People keep blogs as a form of journaling: that much I understood. But the use of blogs for marketing purposes was entirely new to me. Several bloggers have spontaneously reviewed The Possibility of Everything in write-ups that range from professional-style reviews to rambling paragraphs of personal opinion. It's a little like being invited to a big party, then being asked to leave the room while everyone talks about you behind your back.

That's why the opportunity to be a guest blogger on some sites has been a welcome opportunity. This week, you can find a piece I wrote over at, a site for both aspiring and accomplished women writers about how to avoid Kitchen-Sink writing, meaning how to not include everything when writing a memoir. The posting is here. On Monday, September 13 there will be a link there to a phone interview I did with the site's leaders about writing The Possibility of Everything, and about memoir writing in general. More on that soon.

Also, over at Fully, Carrie Link's blog, you can read a Q&A with me about the events in the book, and my experiences writing it.

More to come, including write-ups in People and Entertainment Weekly, we've been told.

Sep 6, 2009

September 15, Everyone's Big Day

The publication date for The Possibility of Everything is September 15--in nine days!--which sounds like a fine day to me.

Turns out, it's a fine day for a whole list of other authors as well.

It's the day Dan Brown's new book hits stores, as well as Jacqueline Mitchard's new novel, No Time To Wave Goodbye, which is the sequel to the blockbuster first Oprah pick The Deep End of the Ocean. Jon Krakauer's new nonfiction book about the football star turned solider who died in Afghanistan also comes out that day. And a novel about Jane Austen and sea monsters. I kid you not.

My editor says all this is good good good, since it'll drive a lot of extra traffic into bookstores that week. I'm thinking that the best I can hope for is that spouses of Dan Brown fans will be wandering aimlessly though the stores, waiting for their husbands' pre-orders to be brought to the front registers, when a bright blue butterfly on the cover of a new memoir catches their eyes.

Unless they're already skimming Jacqueline Mitchard's book, which they should be, because it's wonderful.

It's going to be a very, very busy and interesting week, next week.

Stay tuned.

Sep 1, 2009

While L.A. Burns

The fires in the San Gabriel Mountains this week have been bigger than anyone I know in Los Angeles can ever remember, which is saying a lot, since one part of another of the city seems to catch fire at least once or twice a year. At night, the girls and I go out on the deck and look at the neon orange line framing the mountaintops in the distance. If you watch it long enough, you can see bright flareups that look so alarming from 20 miles away it's nearly impossible to imagine how apocalyptic they must be up close.
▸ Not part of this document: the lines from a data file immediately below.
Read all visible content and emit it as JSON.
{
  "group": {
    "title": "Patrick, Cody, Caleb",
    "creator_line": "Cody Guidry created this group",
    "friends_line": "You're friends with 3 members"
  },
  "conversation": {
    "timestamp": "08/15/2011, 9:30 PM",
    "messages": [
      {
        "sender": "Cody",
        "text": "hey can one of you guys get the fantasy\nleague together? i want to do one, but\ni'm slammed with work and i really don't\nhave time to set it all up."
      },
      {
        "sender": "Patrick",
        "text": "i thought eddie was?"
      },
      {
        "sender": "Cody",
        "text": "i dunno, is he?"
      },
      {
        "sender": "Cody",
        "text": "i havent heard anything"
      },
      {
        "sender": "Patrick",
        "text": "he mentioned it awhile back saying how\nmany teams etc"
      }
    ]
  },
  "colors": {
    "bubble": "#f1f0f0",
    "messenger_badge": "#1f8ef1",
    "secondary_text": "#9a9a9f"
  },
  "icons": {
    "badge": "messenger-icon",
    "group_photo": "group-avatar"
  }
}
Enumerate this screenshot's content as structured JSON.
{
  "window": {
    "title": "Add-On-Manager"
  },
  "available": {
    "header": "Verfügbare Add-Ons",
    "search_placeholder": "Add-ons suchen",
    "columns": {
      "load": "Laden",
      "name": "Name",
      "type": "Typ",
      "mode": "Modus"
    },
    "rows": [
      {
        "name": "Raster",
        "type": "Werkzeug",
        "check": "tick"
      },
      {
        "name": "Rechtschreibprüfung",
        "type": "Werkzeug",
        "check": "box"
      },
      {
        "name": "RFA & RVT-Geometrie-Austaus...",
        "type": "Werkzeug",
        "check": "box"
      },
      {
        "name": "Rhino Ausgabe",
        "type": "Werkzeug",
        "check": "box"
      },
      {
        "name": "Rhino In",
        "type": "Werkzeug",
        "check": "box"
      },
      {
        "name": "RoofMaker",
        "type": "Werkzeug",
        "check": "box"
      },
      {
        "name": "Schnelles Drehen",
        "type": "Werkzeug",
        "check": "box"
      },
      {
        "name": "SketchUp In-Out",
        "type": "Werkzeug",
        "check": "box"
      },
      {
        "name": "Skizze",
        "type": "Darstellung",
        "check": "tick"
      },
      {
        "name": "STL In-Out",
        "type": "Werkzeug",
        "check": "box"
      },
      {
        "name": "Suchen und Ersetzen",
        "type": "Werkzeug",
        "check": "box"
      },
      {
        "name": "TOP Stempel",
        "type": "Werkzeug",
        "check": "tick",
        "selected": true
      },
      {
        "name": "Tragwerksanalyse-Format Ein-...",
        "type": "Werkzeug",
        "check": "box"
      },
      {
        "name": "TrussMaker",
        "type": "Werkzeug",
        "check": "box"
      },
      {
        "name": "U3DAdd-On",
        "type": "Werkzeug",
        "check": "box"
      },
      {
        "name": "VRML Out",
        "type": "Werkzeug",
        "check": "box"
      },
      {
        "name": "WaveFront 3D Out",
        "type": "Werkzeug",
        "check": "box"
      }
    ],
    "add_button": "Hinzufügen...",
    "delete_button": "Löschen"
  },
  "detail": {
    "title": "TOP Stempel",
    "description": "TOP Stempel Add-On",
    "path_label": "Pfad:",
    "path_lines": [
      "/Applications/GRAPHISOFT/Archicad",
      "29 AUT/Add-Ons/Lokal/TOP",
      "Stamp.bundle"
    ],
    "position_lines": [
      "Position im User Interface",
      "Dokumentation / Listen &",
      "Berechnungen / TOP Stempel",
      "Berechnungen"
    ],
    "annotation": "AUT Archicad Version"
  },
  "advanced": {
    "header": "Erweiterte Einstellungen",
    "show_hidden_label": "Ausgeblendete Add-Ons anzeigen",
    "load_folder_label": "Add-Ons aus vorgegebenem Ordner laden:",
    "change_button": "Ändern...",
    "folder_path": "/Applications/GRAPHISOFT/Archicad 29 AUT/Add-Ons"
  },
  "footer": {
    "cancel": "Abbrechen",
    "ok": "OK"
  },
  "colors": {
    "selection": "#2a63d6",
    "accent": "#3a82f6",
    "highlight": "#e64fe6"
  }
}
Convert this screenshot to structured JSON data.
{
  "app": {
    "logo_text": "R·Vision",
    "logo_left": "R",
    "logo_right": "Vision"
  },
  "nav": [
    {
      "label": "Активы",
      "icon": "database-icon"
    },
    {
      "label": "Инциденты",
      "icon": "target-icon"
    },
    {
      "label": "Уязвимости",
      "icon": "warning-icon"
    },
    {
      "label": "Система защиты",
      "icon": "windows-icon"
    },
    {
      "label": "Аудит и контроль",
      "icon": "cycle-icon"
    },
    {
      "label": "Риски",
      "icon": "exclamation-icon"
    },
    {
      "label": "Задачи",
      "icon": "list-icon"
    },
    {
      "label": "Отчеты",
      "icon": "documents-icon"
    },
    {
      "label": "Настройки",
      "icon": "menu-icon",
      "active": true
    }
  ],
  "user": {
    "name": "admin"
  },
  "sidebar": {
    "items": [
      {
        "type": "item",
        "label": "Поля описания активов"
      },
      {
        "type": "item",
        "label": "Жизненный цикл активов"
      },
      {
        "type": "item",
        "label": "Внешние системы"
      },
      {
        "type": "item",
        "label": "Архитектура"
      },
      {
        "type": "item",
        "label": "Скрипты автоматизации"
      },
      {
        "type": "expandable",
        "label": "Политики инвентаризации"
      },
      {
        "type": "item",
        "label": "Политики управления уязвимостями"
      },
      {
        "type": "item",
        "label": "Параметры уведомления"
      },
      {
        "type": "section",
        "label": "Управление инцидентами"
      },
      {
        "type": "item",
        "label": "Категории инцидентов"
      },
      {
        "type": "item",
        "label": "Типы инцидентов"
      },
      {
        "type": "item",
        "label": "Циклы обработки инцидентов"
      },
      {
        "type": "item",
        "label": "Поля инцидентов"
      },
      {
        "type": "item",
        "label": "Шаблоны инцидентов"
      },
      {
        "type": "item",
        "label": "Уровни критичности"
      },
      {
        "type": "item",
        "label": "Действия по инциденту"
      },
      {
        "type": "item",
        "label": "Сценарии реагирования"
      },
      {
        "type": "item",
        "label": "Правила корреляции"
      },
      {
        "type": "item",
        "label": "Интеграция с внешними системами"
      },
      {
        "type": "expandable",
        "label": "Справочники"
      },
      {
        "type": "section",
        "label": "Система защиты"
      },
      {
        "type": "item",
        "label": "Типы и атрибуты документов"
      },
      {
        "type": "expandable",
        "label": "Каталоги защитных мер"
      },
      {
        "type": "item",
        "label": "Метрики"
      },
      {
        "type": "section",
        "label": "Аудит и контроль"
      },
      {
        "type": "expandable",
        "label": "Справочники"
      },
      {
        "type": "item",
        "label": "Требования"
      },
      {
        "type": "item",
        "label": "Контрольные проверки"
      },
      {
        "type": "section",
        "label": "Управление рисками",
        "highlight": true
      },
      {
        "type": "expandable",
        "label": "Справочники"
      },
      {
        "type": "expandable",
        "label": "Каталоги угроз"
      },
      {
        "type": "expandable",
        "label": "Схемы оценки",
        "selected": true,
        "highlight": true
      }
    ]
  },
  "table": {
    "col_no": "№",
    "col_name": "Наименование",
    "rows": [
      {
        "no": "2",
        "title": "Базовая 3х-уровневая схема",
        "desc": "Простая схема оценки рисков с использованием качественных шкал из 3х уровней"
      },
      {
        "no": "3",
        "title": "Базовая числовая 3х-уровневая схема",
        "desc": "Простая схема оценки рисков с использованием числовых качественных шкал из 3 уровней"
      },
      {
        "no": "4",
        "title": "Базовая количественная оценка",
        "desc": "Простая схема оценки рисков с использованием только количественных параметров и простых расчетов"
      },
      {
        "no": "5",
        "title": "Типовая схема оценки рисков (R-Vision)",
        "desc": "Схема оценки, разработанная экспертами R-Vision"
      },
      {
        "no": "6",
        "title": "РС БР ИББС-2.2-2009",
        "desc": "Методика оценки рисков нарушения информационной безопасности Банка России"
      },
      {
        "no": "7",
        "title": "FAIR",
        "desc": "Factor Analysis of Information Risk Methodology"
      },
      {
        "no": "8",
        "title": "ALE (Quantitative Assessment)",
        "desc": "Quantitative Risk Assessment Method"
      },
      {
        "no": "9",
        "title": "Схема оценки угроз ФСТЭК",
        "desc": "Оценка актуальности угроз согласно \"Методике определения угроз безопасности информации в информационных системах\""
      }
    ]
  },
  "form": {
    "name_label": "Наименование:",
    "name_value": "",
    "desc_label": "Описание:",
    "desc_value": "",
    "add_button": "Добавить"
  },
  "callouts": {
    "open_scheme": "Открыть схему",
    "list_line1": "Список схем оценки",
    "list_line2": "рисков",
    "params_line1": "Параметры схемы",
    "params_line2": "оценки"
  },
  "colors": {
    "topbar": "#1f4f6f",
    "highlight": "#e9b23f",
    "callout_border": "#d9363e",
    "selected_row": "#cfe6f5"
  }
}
It feels strange, to put it mildly, to be gearing up for a book release--only 15 days away--and going through the manic motions of last-minute marketing and publicity while such a disaster is unfolding just across town. I remember two years ago, in October 2007, when power lines came down overnight in Malibu, sparking a fire that nearly burned Eden's elementary school, took dozens of houses in its race to the ocean, and had us evacuated for four nights. As I drove the girls and the cat and whatever we deemed irreplaceable that could fit in the car down the mountain, I was struck by how normal everything was once we reached the San Fernando Valley. It felt as if we'd been sprinting toward safety as we drove out of Topanga, only to reach Mulholland Highway and find no sign of abnormality at all. Until we turned around, and saw the enormous cloud of smoke rising from the mountains behind us.

That's just one of the surreal elements of a wildfire, how localized it can be. And so while residents of Glendale and La Canada and Acton pack up and drive away with their children and pets, not knowing if they'll have a house to return to, at least this time over in Topanga Canyon it's business as usual. Optimizing the web site. Planning the book tour. Designing promotional postcards to mail out. Writing this week's blog entry for And hoping that one more story about a family's search for safety and security will be of interest to others.